Topamax, Depakene and Depakote are three anti seizure medications that are often prescribed for migraine sufferers. They are taken as a preventative to ward off headaches, rather than a drug to treat a symptom. In one study, it was shown that this type of drug treatment reduced the frequency of migraines by half in 50% of the patients in the test group.

2. Beta Blockers

Also used to prevent migraine occurrences, beta blockers like Lopressor, Toprol- and Inderal are prescribed with about the same success rate as the anti seizure medications. Patients taking a beta blocker should avoid grapefruits and grapefruit juice, as they can interfere with the body’s absorption of the medication.

3. Antidepressants

 There is also evidence that antidepressants are effective for the treatment of migraines. Medications like nortriptyline and amitriptyline have shown in studies to possibly be effective in preventing migraines. Doctors will often prescribe these medications "off-label" as a treatment and preventative medication for migraines. 

4. Acute Treatments

Medications used to combat the symptoms of a migraine after its onset include triptans, which are serotonin receptor agonists that constrict the blood vessels in the brain. Other acute migraine treatments include over the counter and prescription pain medication, and in severe cases, corticosteroids.

When to Seek Urgent Care

It is important to talk to a neurologist about whether a head MRI or CT Scan should be performed to rule out a tumor or a space occupying lesion. These tests cannot “see” a migraine, but they can rule out other causes for headache. Imaging is usually recommended when the patient gets headaches every day or has a headache so severe that the doctor suspects there is a different underlying cause for pain.

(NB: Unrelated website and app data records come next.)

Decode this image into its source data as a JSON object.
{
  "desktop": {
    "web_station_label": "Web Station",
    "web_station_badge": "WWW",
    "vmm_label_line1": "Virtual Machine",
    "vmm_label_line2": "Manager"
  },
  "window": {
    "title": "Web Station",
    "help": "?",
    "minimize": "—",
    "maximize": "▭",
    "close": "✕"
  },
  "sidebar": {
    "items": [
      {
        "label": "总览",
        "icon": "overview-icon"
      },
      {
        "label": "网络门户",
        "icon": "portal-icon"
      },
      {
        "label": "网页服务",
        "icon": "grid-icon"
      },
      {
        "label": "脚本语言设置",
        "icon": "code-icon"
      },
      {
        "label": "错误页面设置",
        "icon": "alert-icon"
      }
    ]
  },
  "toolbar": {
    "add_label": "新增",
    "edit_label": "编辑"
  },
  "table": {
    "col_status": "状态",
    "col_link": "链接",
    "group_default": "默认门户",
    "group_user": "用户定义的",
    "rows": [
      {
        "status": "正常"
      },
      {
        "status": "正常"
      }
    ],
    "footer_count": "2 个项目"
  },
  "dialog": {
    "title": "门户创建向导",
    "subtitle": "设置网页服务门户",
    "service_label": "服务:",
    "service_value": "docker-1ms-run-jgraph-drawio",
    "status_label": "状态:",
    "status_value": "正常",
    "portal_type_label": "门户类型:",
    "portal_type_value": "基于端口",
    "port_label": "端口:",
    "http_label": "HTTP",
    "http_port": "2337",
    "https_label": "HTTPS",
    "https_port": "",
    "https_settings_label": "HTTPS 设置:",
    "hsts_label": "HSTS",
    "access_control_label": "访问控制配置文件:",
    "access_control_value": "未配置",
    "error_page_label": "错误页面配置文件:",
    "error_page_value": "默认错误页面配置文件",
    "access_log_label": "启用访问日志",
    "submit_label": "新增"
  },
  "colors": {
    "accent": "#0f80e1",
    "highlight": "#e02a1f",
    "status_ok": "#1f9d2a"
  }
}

Alternative Treatments for Headaches

The FDA has recently approved Botox as a treatment for chronic migraine. Botox is injected in specific sites including the neck, forehead, and temporal region of the head.. So far, studies have shown that the patient will start to experience relief soon after the injection with the most effect after the third round of treatment, and can see a 50% reduction in headache days. The patients studied also experienced less severe headaches when migraine occurred.

Another new treatment is Cefaly, a headband device that sends an electric current into the skin to stimulate nerves. It is too soon to tell if it is an effective therapy, but certain migraine experts are encouraged by the development of treatments that are new and innovative.

What to Expect from Migraine Treatment

Patients should understand that treatment results vary, and they can take time to develop. Each patient is different, so it is important to communicate with the physician to develop a personalized, comprehensive treatment plan. Patients should also track their headache frequency and severity, as well as their medication intake, and share that with their physician.

If you're interested in learning about migraine clinical trials, click the button below. 

Learn More About Migraine Clinical Trials